▶ [What to do]
An exact repetition of all the entries that follow is required.
--- Stored data ---
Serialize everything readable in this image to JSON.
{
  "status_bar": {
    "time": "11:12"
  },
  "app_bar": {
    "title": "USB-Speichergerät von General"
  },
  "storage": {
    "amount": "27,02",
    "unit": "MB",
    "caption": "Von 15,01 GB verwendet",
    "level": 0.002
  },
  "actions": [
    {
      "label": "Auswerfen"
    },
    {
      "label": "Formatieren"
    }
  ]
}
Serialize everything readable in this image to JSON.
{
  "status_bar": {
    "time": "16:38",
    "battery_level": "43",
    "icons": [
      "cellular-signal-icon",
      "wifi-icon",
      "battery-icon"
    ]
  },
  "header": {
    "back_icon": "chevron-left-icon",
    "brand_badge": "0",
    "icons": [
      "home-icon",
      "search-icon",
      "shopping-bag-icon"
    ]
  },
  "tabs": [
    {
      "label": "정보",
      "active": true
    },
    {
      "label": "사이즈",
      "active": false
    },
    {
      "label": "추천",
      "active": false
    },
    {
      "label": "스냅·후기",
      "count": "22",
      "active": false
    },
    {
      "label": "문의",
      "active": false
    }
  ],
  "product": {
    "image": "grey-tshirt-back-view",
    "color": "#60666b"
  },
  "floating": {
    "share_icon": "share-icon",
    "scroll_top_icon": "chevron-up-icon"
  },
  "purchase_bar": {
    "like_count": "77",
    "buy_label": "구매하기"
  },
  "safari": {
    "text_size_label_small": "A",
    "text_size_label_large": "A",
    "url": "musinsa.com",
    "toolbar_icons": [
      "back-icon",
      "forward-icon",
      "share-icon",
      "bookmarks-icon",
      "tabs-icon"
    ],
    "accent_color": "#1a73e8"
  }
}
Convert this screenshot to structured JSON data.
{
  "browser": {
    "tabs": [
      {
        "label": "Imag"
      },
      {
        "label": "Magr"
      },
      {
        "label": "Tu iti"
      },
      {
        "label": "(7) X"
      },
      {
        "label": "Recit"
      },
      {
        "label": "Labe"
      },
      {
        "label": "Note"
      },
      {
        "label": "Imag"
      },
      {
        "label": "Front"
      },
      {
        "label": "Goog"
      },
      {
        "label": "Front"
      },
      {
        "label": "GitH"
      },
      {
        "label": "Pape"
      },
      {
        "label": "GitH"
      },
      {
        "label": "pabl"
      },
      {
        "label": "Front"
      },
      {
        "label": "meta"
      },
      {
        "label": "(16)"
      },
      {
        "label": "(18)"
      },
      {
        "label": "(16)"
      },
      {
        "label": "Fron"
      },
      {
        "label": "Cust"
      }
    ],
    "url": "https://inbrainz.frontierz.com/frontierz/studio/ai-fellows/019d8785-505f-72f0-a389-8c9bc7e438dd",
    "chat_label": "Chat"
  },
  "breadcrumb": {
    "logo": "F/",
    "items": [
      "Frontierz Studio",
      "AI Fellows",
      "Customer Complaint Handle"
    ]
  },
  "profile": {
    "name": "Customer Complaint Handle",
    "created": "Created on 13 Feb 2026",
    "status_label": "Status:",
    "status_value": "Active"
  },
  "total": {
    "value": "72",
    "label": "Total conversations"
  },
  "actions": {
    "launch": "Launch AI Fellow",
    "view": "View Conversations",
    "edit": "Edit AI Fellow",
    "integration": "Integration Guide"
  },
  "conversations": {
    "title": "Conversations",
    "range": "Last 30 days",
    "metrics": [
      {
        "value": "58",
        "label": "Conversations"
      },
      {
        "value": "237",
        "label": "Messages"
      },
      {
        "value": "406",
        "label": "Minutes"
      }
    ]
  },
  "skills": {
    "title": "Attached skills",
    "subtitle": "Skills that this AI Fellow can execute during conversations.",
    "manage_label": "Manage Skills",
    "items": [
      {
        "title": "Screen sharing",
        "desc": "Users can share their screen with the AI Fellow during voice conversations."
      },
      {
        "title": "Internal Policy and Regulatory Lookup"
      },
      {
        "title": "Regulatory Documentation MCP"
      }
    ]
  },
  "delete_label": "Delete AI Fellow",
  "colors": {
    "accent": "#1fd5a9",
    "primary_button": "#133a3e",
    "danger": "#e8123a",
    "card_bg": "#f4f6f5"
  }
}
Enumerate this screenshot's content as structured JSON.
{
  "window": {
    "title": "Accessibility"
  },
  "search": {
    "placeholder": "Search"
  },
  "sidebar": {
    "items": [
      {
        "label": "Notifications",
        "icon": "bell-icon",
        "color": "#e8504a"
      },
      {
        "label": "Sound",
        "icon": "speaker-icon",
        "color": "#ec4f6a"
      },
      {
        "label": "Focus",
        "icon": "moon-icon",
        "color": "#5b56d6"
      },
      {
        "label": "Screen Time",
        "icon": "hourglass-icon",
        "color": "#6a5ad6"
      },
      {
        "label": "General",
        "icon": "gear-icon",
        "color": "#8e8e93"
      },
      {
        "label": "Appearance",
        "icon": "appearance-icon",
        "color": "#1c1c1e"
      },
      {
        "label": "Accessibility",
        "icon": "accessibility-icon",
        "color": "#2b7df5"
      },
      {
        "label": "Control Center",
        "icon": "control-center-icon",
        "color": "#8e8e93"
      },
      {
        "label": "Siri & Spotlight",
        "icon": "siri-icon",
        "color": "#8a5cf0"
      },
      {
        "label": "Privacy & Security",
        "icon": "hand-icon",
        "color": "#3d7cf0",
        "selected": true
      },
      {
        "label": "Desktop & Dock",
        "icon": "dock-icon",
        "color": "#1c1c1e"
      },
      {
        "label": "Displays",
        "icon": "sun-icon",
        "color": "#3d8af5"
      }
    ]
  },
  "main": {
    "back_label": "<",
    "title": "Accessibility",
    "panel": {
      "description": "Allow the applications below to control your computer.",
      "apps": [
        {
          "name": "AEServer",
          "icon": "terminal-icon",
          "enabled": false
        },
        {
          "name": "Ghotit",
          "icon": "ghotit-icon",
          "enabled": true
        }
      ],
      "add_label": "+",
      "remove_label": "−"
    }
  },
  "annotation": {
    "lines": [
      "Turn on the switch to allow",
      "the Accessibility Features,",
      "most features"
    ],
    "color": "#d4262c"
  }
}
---
▶ [Output]
Serialize everything readable in this image to JSON.
{
  "status_bar": {
    "time": "11:12"
  },
  "app_bar": {
    "title": "USB-Speichergerät von General"
  },
  "storage": {
    "amount": "27,02",
    "unit": "MB",
    "caption": "Von 15,01 GB verwendet",
    "level": 0.002
  },
  "actions": [
    {
      "label": "Auswerfen"
    },
    {
      "label": "Formatieren"
    }
  ]
}
Serialize everything readable in this image to JSON.
{
  "status_bar": {
    "time": "16:38",
    "battery_level": "43",
    "icons": [
      "cellular-signal-icon",
      "wifi-icon",
      "battery-icon"
    ]
  },
  "header": {
    "back_icon": "chevron-left-icon",
    "brand_badge": "0",
    "icons": [
      "home-icon",
      "search-icon",
      "shopping-bag-icon"
    ]
  },
  "tabs": [
    {
      "label": "정보",
      "active": true
    },
    {
      "label": "사이즈",
      "active": false
    },
    {
      "label": "추천",
      "active": false
    },
    {
      "label": "스냅·후기",
      "count": "22",
      "active": false
    },
    {
      "label": "문의",
      "active": false
    }
  ],
  "product": {
    "image": "grey-tshirt-back-view",
    "color": "#60666b"
  },
  "floating": {
    "share_icon": "share-icon",
    "scroll_top_icon": "chevron-up-icon"
  },
  "purchase_bar": {
    "like_count": "77",
    "buy_label": "구매하기"
  },
  "safari": {
    "text_size_label_small": "A",
    "text_size_label_large": "A",
    "url": "musinsa.com",
    "toolbar_icons": [
      "back-icon",
      "forward-icon",
      "share-icon",
      "bookmarks-icon",
      "tabs-icon"
    ],
    "accent_color": "#1a73e8"
  }
}
Convert this screenshot to structured JSON data.
{
  "browser": {
    "tabs": [
      {
        "label": "Imag"
      },
      {
        "label": "Magr"
      },
      {
        "label": "Tu iti"
      },
      {
        "label": "(7) X"
      },
      {
        "label": "Recit"
      },
      {
        "label": "Labe"
      },
      {
        "label": "Note"
      },
      {
        "label": "Imag"
      },
      {
        "label": "Front"
      },
      {
        "label": "Goog"
      },
      {
        "label": "Front"
      },
      {
        "label": "GitH"
      },
      {
        "label": "Pape"
      },
      {
        "label": "GitH"
      },
      {
        "label": "pabl"
      },
      {
        "label": "Front"
      },
      {
        "label": "meta"
      },
      {
        "label": "(16)"
      },
      {
        "label": "(18)"
      },
      {
        "label": "(16)"
      },
      {
        "label": "Fron"
      },
      {
        "label": "Cust"
      }
    ],
    "url": "https://inbrainz.frontierz.com/frontierz/studio/ai-fellows/019d8785-505f-72f0-a389-8c9bc7e438dd",
    "chat_label": "Chat"
  },
  "breadcrumb": {
    "logo": "F/",
    "items": [
      "Frontierz Studio",
      "AI Fellows",
      "Customer Complaint Handle"
    ]
  },
  "profile": {
    "name": "Customer Complaint Handle",
    "created": "Created on 13 Feb 2026",
    "status_label": "Status:",
    "status_value": "Active"
  },
  "total": {
    "value": "72",
    "label": "Total conversations"
  },
  "actions": {
    "launch": "Launch AI Fellow",
    "view": "View Conversations",
    "edit": "Edit AI Fellow",
    "integration": "Integration Guide"
  },
  "conversations": {
    "title": "Conversations",
    "range": "Last 30 days",
    "metrics": [
      {
        "value": "58",
        "label": "Conversations"
      },
      {
        "value": "237",
        "label": "Messages"
      },
      {
        "value": "406",
        "label": "Minutes"
      }
    ]
  },
  "skills": {
    "title": "Attached skills",
    "subtitle": "Skills that this AI Fellow can execute during conversations.",
    "manage_label": "Manage Skills",
    "items": [
      {
        "title": "Screen sharing",
        "desc": "Users can share their screen with the AI Fellow during voice conversations."
      },
      {
        "title": "Internal Policy and Regulatory Lookup"
      },
      {
        "title": "Regulatory Documentation MCP"
      }
    ]
  },
  "delete_label": "Delete AI Fellow",
  "colors": {
    "accent": "#1fd5a9",
    "primary_button": "#133a3e",
    "danger": "#e8123a",
    "card_bg": "#f4f6f5"
  }
}
Enumerate this screenshot's content as structured JSON.
{
  "window": {
    "title": "Accessibility"
  },
  "search": {
    "placeholder": "Search"
  },
  "sidebar": {
    "items": [
      {
        "label": "Notifications",
        "icon": "bell-icon",
        "color": "#e8504a"
      },
      {
        "label": "Sound",
        "icon": "speaker-icon",
        "color": "#ec4f6a"
      },
      {
        "label": "Focus",
        "icon": "moon-icon",
        "color": "#5b56d6"
      },
      {
        "label": "Screen Time",
        "icon": "hourglass-icon",
        "color": "#6a5ad6"
      },
      {
        "label": "General",
        "icon": "gear-icon",
        "color": "#8e8e93"
      },
      {
        "label": "Appearance",
        "icon": "appearance-icon",
        "color": "#1c1c1e"
      },
      {
        "label": "Accessibility",
        "icon": "accessibility-icon",
        "color": "#2b7df5"
      },
      {
        "label": "Control Center",
        "icon": "control-center-icon",
        "color": "#8e8e93"
      },
      {
        "label": "Siri & Spotlight",
        "icon": "siri-icon",
        "color": "#8a5cf0"
      },
      {
        "label": "Privacy & Security",
        "icon": "hand-icon",
        "color": "#3d7cf0",
        "selected": true
      },
      {
        "label": "Desktop & Dock",
        "icon": "dock-icon",
        "color": "#1c1c1e"
      },
      {
        "label": "Displays",
        "icon": "sun-icon",
        "color": "#3d8af5"
      }
    ]
  },
  "main": {
    "back_label": "<",
    "title": "Accessibility",
    "panel": {
      "description": "Allow the applications below to control your computer.",
      "apps": [
        {
          "name": "AEServer",
          "icon": "terminal-icon",
          "enabled": false
        },
        {
          "name": "Ghotit",
          "icon": "ghotit-icon",
          "enabled": true
        }
      ],
      "add_label": "+",
      "remove_label": "−"
    }
  },
  "annotation": {
    "lines": [
      "Turn on the switch to allow",
      "the Accessibility Features,",
      "most features"
    ],
    "color": "#d4262c"
  }
}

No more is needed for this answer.